* **EXERCISE DIRECTIONS**
Copy out all lines from the entries below in which "Quilario" occurs.

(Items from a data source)
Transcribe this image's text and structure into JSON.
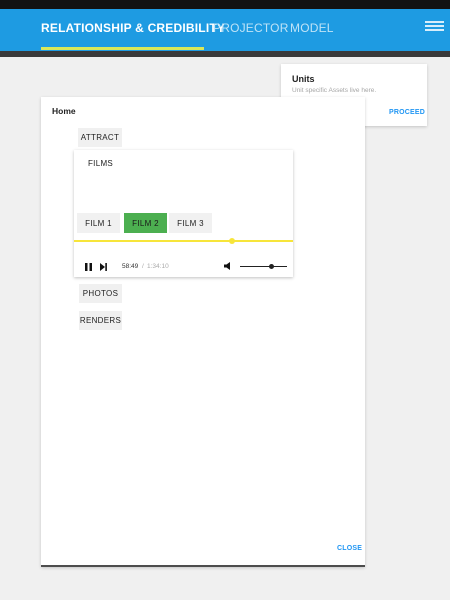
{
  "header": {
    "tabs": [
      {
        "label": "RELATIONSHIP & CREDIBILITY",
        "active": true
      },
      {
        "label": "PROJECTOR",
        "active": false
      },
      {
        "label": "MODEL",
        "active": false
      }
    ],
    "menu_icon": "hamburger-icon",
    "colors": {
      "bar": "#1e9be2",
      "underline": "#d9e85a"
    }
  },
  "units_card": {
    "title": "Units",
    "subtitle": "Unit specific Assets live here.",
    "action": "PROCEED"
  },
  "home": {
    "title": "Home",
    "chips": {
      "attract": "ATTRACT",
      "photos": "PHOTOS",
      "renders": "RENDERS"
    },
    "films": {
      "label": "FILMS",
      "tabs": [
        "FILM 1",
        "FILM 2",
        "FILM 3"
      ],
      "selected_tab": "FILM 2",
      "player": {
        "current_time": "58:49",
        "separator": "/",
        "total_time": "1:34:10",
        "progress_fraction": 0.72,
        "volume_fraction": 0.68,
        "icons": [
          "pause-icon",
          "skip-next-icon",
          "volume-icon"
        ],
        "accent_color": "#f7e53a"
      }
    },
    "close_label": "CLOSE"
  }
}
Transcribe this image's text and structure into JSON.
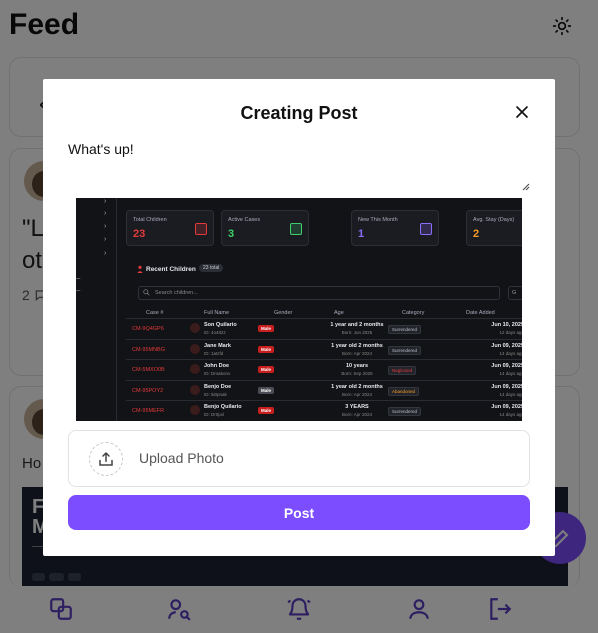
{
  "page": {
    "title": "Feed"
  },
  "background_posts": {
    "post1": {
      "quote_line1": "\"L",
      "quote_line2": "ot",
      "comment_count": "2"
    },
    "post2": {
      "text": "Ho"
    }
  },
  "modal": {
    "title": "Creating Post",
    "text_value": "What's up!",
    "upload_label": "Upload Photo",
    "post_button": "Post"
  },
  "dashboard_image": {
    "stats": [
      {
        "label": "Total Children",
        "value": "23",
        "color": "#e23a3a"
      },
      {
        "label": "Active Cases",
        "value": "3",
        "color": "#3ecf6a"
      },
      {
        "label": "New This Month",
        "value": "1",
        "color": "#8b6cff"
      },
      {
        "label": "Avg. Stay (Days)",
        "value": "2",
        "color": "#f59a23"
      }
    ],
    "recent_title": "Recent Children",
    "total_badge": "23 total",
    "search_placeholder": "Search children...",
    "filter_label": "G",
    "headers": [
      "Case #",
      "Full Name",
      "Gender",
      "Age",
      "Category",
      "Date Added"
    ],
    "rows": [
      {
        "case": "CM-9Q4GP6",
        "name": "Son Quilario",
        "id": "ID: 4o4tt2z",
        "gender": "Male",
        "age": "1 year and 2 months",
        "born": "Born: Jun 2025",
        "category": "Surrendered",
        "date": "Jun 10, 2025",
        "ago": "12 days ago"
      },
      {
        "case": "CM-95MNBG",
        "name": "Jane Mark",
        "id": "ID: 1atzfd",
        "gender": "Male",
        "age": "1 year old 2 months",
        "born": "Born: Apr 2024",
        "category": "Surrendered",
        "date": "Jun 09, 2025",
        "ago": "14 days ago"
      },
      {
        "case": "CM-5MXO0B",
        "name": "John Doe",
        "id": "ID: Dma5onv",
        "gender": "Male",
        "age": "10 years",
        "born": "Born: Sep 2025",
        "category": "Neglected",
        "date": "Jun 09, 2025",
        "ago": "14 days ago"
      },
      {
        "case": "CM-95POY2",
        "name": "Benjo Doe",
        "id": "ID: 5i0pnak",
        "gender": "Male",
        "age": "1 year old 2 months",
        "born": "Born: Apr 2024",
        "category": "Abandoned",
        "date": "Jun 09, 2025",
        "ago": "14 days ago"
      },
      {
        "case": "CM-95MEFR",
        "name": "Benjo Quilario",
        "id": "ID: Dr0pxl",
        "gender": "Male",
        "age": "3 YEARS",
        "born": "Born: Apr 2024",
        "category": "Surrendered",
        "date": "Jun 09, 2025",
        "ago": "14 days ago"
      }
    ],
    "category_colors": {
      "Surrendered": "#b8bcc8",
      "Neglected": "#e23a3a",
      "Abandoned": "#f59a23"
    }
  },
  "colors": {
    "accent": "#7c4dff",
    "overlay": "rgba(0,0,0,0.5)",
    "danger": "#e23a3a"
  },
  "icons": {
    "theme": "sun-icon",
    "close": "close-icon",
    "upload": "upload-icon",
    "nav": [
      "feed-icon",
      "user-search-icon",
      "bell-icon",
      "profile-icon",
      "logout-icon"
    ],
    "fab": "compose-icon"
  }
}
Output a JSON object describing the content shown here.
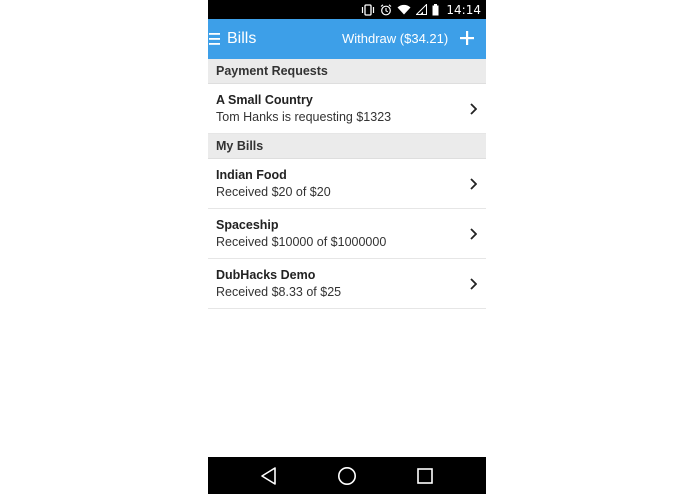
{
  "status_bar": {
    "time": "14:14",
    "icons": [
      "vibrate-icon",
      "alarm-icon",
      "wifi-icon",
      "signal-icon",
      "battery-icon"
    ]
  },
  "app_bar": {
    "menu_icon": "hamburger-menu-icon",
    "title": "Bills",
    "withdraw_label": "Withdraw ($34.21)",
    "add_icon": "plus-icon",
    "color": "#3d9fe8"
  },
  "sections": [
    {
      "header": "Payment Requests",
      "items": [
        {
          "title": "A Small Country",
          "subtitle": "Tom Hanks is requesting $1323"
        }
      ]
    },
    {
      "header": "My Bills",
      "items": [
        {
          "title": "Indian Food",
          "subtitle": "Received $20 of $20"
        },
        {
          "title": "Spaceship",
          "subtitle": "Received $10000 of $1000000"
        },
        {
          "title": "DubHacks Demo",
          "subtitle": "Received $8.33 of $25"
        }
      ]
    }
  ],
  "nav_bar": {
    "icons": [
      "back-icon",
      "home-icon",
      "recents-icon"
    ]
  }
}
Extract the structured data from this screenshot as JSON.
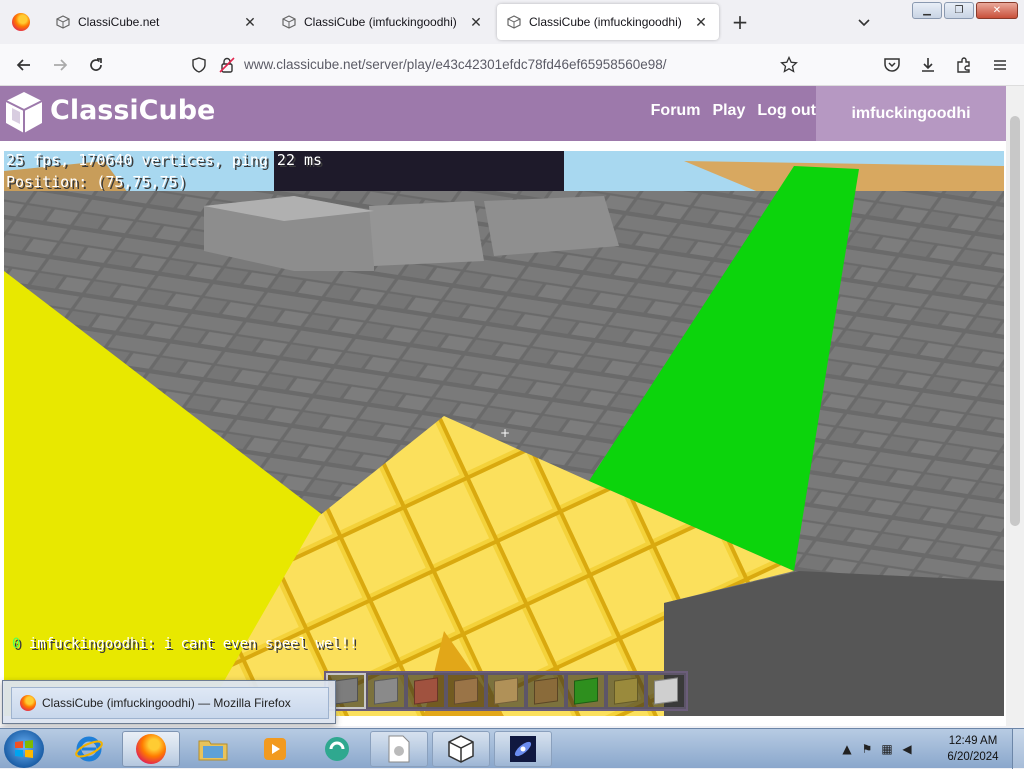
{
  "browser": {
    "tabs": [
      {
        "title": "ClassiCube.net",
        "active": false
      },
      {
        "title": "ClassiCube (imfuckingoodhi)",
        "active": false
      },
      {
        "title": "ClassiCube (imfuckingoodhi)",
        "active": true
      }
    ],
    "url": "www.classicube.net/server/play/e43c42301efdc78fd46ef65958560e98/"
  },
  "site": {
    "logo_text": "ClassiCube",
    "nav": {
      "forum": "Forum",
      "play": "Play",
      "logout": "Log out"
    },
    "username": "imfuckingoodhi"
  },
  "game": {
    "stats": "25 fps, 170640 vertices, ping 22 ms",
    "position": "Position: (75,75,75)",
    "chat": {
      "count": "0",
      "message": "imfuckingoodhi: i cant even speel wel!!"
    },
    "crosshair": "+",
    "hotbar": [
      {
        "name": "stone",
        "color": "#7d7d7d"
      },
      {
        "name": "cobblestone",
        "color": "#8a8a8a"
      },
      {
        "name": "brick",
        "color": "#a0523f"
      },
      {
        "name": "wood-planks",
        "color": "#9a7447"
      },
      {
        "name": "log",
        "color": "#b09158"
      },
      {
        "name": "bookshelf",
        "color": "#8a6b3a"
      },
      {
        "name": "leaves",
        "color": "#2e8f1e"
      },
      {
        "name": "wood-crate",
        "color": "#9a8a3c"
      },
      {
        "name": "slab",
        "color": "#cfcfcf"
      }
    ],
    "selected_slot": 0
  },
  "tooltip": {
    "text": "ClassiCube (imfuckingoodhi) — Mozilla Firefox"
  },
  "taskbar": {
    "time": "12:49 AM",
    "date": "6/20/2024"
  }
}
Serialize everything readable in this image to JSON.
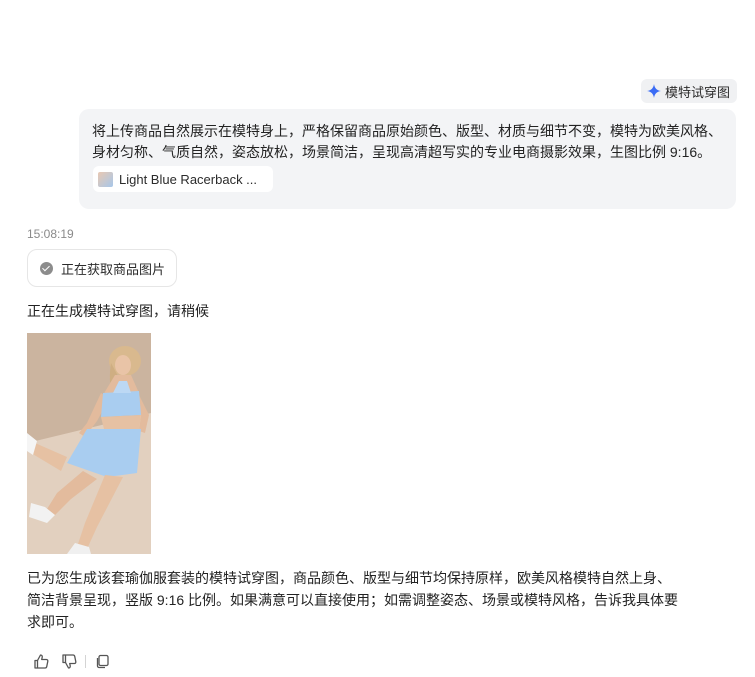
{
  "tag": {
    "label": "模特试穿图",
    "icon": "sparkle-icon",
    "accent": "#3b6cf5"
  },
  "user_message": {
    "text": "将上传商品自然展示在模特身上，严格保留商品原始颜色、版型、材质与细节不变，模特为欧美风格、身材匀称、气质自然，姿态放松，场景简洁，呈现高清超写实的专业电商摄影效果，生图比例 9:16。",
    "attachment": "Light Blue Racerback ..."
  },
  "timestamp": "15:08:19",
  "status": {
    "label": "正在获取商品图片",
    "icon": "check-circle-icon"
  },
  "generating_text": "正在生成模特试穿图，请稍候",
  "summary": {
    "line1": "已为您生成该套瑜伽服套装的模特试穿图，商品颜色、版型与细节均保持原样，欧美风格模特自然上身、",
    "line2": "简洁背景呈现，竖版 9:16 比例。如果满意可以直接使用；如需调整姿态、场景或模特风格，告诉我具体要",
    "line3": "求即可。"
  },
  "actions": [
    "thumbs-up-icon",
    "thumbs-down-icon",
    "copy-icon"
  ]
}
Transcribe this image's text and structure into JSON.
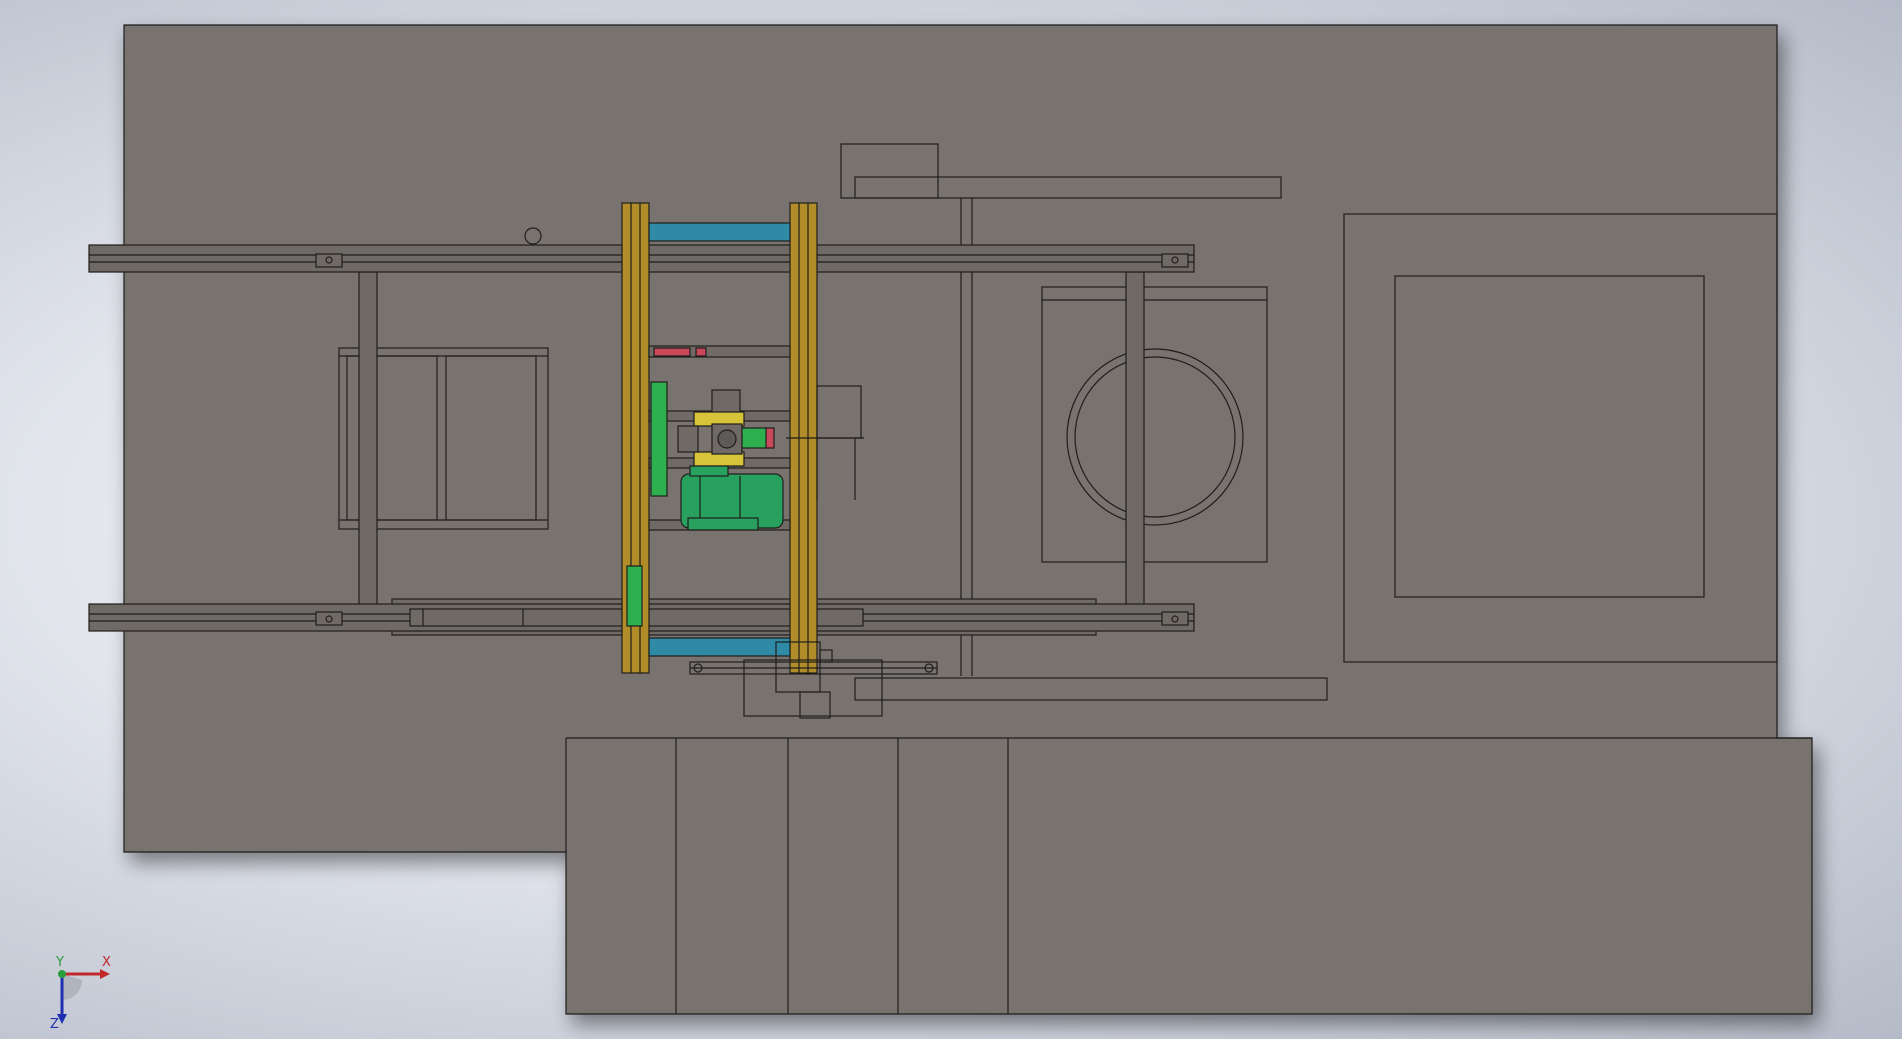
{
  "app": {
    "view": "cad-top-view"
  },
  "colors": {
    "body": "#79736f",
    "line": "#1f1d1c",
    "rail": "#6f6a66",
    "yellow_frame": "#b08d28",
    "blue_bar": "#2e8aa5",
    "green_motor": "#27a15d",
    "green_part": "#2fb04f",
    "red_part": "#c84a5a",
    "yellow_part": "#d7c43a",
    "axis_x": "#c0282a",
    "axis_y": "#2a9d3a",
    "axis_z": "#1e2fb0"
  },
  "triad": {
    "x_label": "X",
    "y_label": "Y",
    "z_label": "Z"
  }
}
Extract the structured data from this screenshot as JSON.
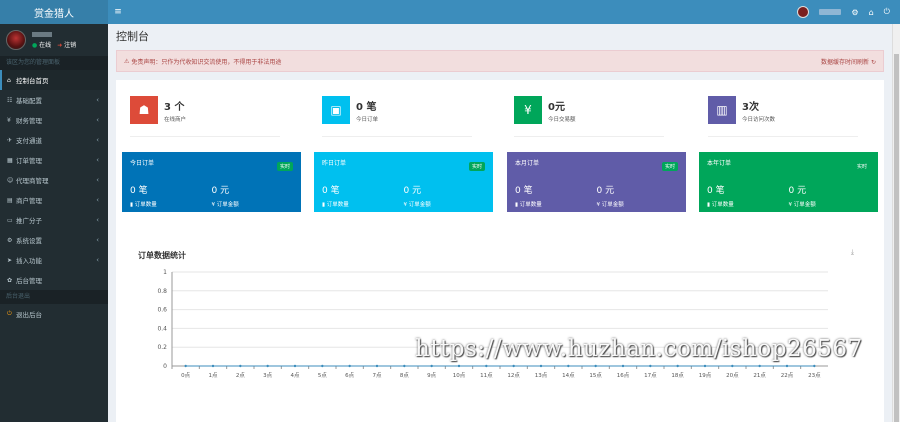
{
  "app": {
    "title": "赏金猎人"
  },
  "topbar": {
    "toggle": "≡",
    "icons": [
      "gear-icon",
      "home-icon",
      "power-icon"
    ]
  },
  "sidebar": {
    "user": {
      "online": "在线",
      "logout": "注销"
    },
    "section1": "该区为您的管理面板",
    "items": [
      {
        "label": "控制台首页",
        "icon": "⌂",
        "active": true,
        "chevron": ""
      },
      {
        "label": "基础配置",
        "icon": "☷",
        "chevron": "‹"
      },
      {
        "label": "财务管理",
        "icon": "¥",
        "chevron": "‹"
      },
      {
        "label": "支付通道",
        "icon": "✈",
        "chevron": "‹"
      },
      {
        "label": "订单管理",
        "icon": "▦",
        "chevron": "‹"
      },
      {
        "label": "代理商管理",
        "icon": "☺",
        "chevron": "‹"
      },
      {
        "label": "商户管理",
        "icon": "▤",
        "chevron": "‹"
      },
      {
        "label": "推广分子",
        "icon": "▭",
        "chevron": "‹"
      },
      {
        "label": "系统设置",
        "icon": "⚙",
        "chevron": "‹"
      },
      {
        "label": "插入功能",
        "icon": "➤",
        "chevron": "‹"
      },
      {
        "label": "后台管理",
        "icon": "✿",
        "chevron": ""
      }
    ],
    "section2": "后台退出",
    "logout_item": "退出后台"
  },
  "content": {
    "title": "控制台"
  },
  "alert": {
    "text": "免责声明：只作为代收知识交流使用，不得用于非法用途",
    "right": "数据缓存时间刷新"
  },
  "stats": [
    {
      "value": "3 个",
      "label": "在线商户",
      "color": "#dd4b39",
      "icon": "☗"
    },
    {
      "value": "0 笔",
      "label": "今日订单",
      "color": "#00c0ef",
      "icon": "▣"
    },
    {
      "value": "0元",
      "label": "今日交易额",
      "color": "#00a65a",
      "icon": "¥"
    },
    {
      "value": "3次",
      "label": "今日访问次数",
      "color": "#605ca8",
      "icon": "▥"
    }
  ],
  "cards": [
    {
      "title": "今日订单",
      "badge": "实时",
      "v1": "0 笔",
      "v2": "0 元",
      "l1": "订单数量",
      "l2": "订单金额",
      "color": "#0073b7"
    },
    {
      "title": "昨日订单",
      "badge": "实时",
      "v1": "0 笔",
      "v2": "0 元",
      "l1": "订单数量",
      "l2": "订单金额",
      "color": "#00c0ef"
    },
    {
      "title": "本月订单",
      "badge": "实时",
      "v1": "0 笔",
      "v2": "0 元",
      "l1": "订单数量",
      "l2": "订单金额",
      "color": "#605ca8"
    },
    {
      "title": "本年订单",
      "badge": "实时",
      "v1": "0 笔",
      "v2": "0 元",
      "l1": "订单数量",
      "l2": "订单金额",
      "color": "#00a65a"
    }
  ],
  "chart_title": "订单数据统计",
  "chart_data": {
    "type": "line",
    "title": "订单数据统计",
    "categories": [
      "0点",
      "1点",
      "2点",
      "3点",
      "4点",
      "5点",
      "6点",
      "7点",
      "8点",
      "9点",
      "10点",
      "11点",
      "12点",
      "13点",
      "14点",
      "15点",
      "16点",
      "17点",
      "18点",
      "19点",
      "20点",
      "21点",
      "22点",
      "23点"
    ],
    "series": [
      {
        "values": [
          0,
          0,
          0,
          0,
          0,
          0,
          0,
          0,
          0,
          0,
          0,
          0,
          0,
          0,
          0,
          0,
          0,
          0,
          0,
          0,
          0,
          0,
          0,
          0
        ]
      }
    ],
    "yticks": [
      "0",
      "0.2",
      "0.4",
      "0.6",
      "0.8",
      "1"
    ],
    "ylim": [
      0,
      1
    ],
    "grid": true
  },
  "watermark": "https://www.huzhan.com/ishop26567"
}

* **TASK OUTPUT**
        "name": "Son Quilario",
        "name": "Benjo Quilario",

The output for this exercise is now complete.